- _Prompt_: With the images removed, repeat the data below exactly.

- _Provided data_:
◇ ◇ ◇ ◇ ◇

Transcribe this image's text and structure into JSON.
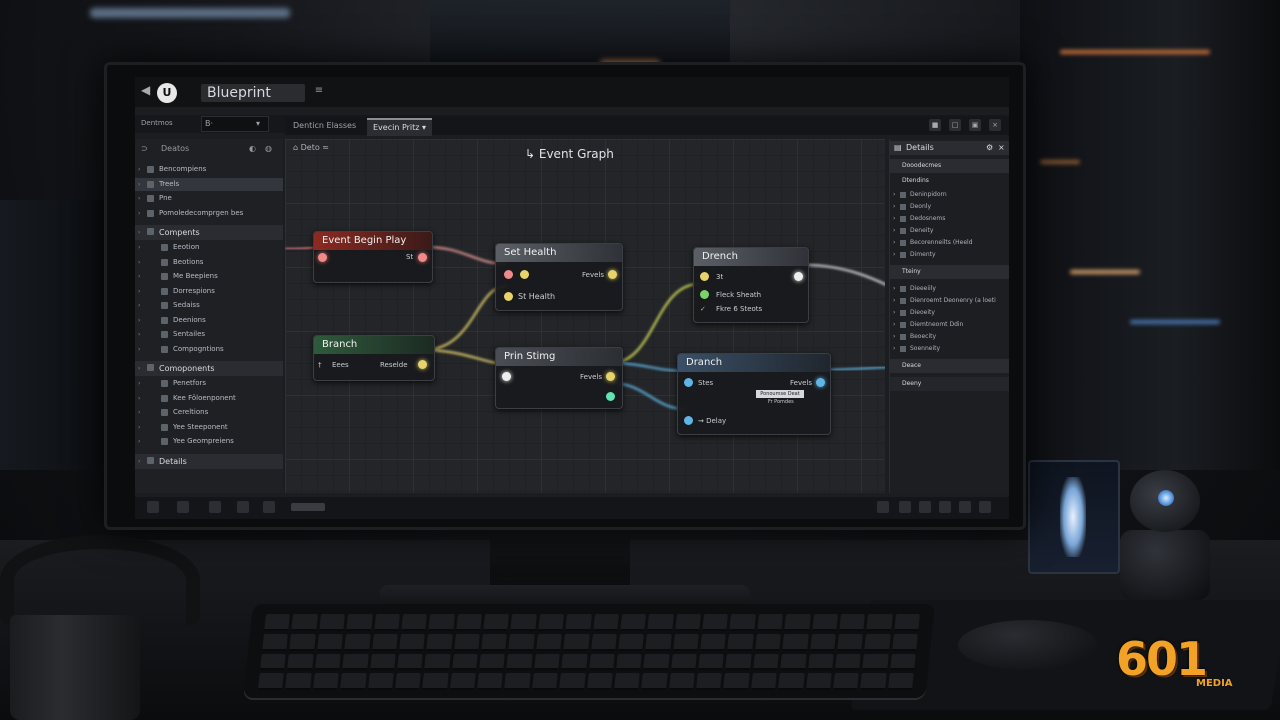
{
  "window": {
    "title": "Blueprint",
    "menu": [
      "Dentmos",
      "B·"
    ],
    "tabs": [
      "Denticn Elasses",
      "Evecin Pritz"
    ],
    "search": "Deatos"
  },
  "left_panel": {
    "sections": [
      {
        "label": "Bencompiens",
        "kind": "row"
      },
      {
        "label": "Treels",
        "kind": "highlight"
      },
      {
        "label": "Pne",
        "kind": "row"
      },
      {
        "label": "Pomoledecomprgen bes",
        "kind": "row"
      },
      {
        "label": "Compents",
        "kind": "header"
      },
      {
        "label": "Eeotion",
        "kind": "sub"
      },
      {
        "label": "Beotions",
        "kind": "sub"
      },
      {
        "label": "Me Beepiens",
        "kind": "sub"
      },
      {
        "label": "Dorrespions",
        "kind": "sub"
      },
      {
        "label": "Sedaiss",
        "kind": "sub"
      },
      {
        "label": "Deenions",
        "kind": "sub"
      },
      {
        "label": "Sentailes",
        "kind": "sub"
      },
      {
        "label": "Compogntions",
        "kind": "sub"
      },
      {
        "label": "Comoponents",
        "kind": "header"
      },
      {
        "label": "Penetfors",
        "kind": "sub"
      },
      {
        "label": "Kee Föloenponent",
        "kind": "sub"
      },
      {
        "label": "Cereltions",
        "kind": "sub"
      },
      {
        "label": "Yee Steeponent",
        "kind": "sub"
      },
      {
        "label": "Yee Geompreiens",
        "kind": "sub"
      },
      {
        "label": "Details",
        "kind": "header"
      }
    ]
  },
  "graph": {
    "title": "Event Graph",
    "crumb": "Deto",
    "nodes": {
      "begin_play": {
        "title": "Event Begin Play",
        "pin": "St"
      },
      "set_health": {
        "title": "Set Health",
        "exec_out": "Fevels",
        "input": "St Health"
      },
      "branch_top": {
        "title": "Drench",
        "input": "3t",
        "p1": "Fleck Sheath",
        "p2": "Fkre 6 Steots"
      },
      "branch_left": {
        "title": "Branch",
        "input": "Eees",
        "output": "Reselde"
      },
      "print_string": {
        "title": "Prin Stimg",
        "output": "Fevels"
      },
      "branch_right": {
        "title": "Dranch",
        "input": "Stes",
        "output": "Fevels",
        "input2": "Delay",
        "inner": "Ponoumse Deat",
        "inner2": "Fr Pomdes"
      }
    }
  },
  "right_panel": {
    "title": "Details",
    "section1": "Dooodecmes",
    "section2": "Dtendins",
    "rows1": [
      "Deninpidorn",
      "Deonly",
      "Dedosnems",
      "Deneity",
      "Becorenneilts (Heeld",
      "Dimenty"
    ],
    "section3": "Tteiny",
    "rows2": [
      "Dieeeiily",
      "Dienroemt Deonenry (a loeti",
      "Dieoeity",
      "Diemtneomt Ddin",
      "Beoecity",
      "Soenneity"
    ],
    "section4": "Deace",
    "section5": "Deeny"
  },
  "brand": {
    "number": "601",
    "name": "MEDIA"
  },
  "colors": {
    "exec_red": "#c0392b",
    "exec_green": "#3f6e4a",
    "wire_yellow": "#e7d36a",
    "wire_blue": "#5fb6e6",
    "logo": "#f2a227"
  }
}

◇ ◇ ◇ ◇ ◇

- _Result_:
Transcribe this image's text and structure into JSON.
{
  "window": {
    "title": "Blueprint",
    "menu": [
      "Dentmos",
      "B·"
    ],
    "tabs": [
      "Denticn Elasses",
      "Evecin Pritz"
    ],
    "search": "Deatos"
  },
  "left_panel": {
    "sections": [
      {
        "label": "Bencompiens",
        "kind": "row"
      },
      {
        "label": "Treels",
        "kind": "highlight"
      },
      {
        "label": "Pne",
        "kind": "row"
      },
      {
        "label": "Pomoledecomprgen bes",
        "kind": "row"
      },
      {
        "label": "Compents",
        "kind": "header"
      },
      {
        "label": "Eeotion",
        "kind": "sub"
      },
      {
        "label": "Beotions",
        "kind": "sub"
      },
      {
        "label": "Me Beepiens",
        "kind": "sub"
      },
      {
        "label": "Dorrespions",
        "kind": "sub"
      },
      {
        "label": "Sedaiss",
        "kind": "sub"
      },
      {
        "label": "Deenions",
        "kind": "sub"
      },
      {
        "label": "Sentailes",
        "kind": "sub"
      },
      {
        "label": "Compogntions",
        "kind": "sub"
      },
      {
        "label": "Comoponents",
        "kind": "header"
      },
      {
        "label": "Penetfors",
        "kind": "sub"
      },
      {
        "label": "Kee Föloenponent",
        "kind": "sub"
      },
      {
        "label": "Cereltions",
        "kind": "sub"
      },
      {
        "label": "Yee Steeponent",
        "kind": "sub"
      },
      {
        "label": "Yee Geompreiens",
        "kind": "sub"
      },
      {
        "label": "Details",
        "kind": "header"
      }
    ]
  },
  "graph": {
    "title": "Event Graph",
    "crumb": "Deto",
    "nodes": {
      "begin_play": {
        "title": "Event Begin Play",
        "pin": "St"
      },
      "set_health": {
        "title": "Set Health",
        "exec_out": "Fevels",
        "input": "St Health"
      },
      "branch_top": {
        "title": "Drench",
        "input": "3t",
        "p1": "Fleck Sheath",
        "p2": "Fkre 6 Steots"
      },
      "branch_left": {
        "title": "Branch",
        "input": "Eees",
        "output": "Reselde"
      },
      "print_string": {
        "title": "Prin Stimg",
        "output": "Fevels"
      },
      "branch_right": {
        "title": "Dranch",
        "input": "Stes",
        "output": "Fevels",
        "input2": "Delay",
        "inner": "Ponoumse Deat",
        "inner2": "Fr Pomdes"
      }
    }
  },
  "right_panel": {
    "title": "Details",
    "section1": "Dooodecmes",
    "section2": "Dtendins",
    "rows1": [
      "Deninpidorn",
      "Deonly",
      "Dedosnems",
      "Deneity",
      "Becorenneilts (Heeld",
      "Dimenty"
    ],
    "section3": "Tteiny",
    "rows2": [
      "Dieeeiily",
      "Dienroemt Deonenry (a loeti",
      "Dieoeity",
      "Diemtneomt Ddin",
      "Beoecity",
      "Soenneity"
    ],
    "section4": "Deace",
    "section5": "Deeny"
  },
  "brand": {
    "number": "601",
    "name": "MEDIA"
  },
  "colors": {
    "exec_red": "#c0392b",
    "exec_green": "#3f6e4a",
    "wire_yellow": "#e7d36a",
    "wire_blue": "#5fb6e6",
    "logo": "#f2a227"
  }
}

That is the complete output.